Abstract

Images can be segmented by first using a classifier to predict an affinity graph that reflects the degree to which image pixels must be grouped together and then partitioning the graph to yield a segmentation. Machine learning has been applied to the affinity classifier to produce affinity graphs that are good in the sense of minimizing edge misclassification rates. However, this error measure is only indirectly related to the quality of segmentations produced by ultimately partitioning the affinity graph. We present the first machine learning algorithm for training a classifier to produce affinity graphs that are good in the sense of producing segmentations that directly minimize the Rand index, a well known segmentation performance measure. The Rand index measures segmentation performance by quantifying the classification of the connectivity of image pixel pairs after segmentation. By using the simple graph partitioning algorithm of finding the connected components of the thresholded affinity graph, we are able to train an affinity classifier to directly minimize the Rand index of segmentations resulting from the graph partitioning.

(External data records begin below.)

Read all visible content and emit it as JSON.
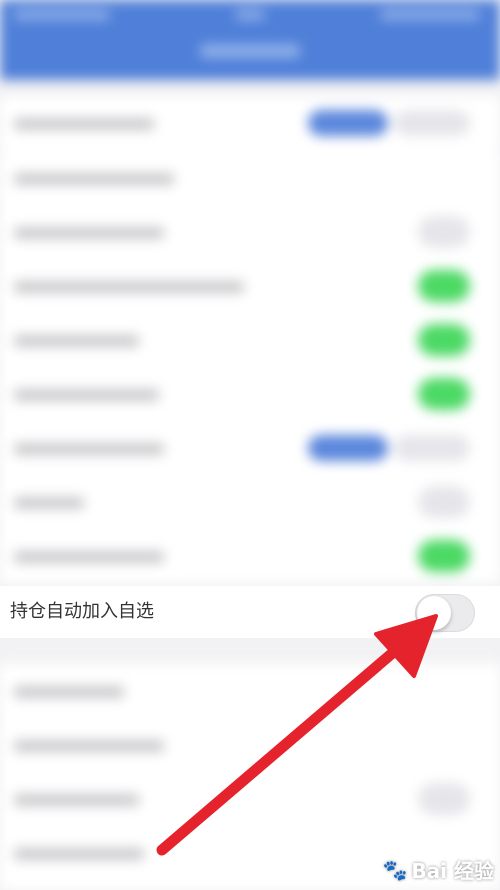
{
  "settings": {
    "focused_row": {
      "label": "持仓自动加入自选",
      "toggle_state": "off"
    }
  },
  "colors": {
    "header_blue": "#4f7fd8",
    "switch_on": "#4cd964",
    "annotation_arrow": "#e5232c"
  },
  "watermark": {
    "text": "Bai 经验"
  }
}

Our learning algorithm corresponds to the learning of maximin affinities between image pixel pairs, which are predictive of the pixel-pair connectivity.